Development and use of a zooplankton index of wetland quality in the laurentian great lakes basin
- Lougheed, Vanessa L., Chow-Fraser, Patricia
- Ecological applications 2002 v.12 no.2 pp. 474-486
- Brachionus, Moina, aquatic plants, carp, correspondence analysis, ecosystems, environmental monitoring, habitats, marshes, species diversity, vegetation, water quality, zooplankton, Great Lakes

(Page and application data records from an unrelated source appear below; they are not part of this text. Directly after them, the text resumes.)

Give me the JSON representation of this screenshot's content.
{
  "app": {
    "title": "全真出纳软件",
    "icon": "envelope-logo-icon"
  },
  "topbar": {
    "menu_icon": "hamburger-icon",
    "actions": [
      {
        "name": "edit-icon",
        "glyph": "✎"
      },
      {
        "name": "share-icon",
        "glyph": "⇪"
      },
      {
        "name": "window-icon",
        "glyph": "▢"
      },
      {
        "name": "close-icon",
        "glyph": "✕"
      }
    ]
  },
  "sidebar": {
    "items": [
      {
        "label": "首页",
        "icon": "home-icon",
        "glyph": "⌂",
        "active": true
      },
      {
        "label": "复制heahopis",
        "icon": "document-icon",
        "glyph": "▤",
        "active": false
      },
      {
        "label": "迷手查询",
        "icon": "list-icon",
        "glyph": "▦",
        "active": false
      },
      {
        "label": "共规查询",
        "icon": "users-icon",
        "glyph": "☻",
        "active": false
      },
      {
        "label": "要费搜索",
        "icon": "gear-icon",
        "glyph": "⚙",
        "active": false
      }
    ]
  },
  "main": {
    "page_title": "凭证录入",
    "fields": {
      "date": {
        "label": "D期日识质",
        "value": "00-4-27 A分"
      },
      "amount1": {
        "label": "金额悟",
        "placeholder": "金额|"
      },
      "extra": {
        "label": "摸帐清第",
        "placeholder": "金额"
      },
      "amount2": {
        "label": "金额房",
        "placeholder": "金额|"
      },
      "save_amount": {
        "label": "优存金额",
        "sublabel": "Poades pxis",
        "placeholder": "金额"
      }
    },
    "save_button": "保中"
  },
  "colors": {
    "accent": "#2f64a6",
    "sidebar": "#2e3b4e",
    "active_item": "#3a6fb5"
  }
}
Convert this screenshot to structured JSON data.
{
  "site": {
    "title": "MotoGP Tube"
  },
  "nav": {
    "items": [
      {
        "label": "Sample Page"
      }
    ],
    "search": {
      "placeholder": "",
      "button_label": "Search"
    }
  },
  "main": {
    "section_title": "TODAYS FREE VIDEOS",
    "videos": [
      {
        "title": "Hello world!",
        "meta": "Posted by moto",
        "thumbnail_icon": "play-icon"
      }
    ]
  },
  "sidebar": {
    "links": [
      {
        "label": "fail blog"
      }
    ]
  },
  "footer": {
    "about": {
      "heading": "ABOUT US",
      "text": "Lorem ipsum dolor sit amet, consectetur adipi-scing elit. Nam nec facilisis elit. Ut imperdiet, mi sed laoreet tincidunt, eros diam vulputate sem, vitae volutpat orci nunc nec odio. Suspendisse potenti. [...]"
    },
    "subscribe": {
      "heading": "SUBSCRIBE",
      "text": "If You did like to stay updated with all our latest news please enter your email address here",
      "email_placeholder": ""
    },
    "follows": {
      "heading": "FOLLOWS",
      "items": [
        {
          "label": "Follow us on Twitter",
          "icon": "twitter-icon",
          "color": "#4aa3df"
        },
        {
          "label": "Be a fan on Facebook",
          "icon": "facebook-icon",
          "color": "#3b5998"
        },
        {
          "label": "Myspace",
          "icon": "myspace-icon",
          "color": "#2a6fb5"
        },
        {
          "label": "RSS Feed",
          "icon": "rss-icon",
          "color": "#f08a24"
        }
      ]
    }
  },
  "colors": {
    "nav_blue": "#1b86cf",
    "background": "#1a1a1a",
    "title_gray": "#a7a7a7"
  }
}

- Recent interest in biological monitoring as an ecosystem assessment tool has stimulated the development of a number of biotic indices designed to aid in the evaluation of ecosystem integrity; however, zooplankton have rarely been included in biomonitoring schemes. We developed a wetland zooplankton index (WZI) based on water quality and zooplankton associations with aquatic vegetation (emergent, submergent, and floating‐leaf) that could be used to assess wetland quality, in particular in marshes of the Laurentian Great Lakes basin. Seventy coastal and inland marshes were sampled during 1995–2000; these ranged from pristine, macrophyte‐dominated systems, to highly degraded systems containing only a fringe of emergent vegetation. The index was developed based on the results of a partial canonical correspondence analysis (pCCA), which indicated that plant‐associated taxa such as chydorid and macrothricid cladocerans were common in high‐quality wetlands, while more open‐water, pollution‐tolerant taxa (e.g., Brachionus, Moina) dominated degraded wetlands. The WZI was found to be more useful than indices of diversity (H′, species richness) and measures of community structure (mean cladoceran size, total abundance) for indicating wetland quality. Furthermore, an independent test of the WZI in a coastal wetland of the Great Lakes, Cootes Paradise Marsh, correctly detected moderate improvements in water quality following carp exclusion. Since wetlands used in this study covered a wide environmental and geographic range, the index should be broadly applicable to wetlands in the Laurentian Great Lakes basin, while further research is required to confirm its suitability in other regions and other vegetated habitats.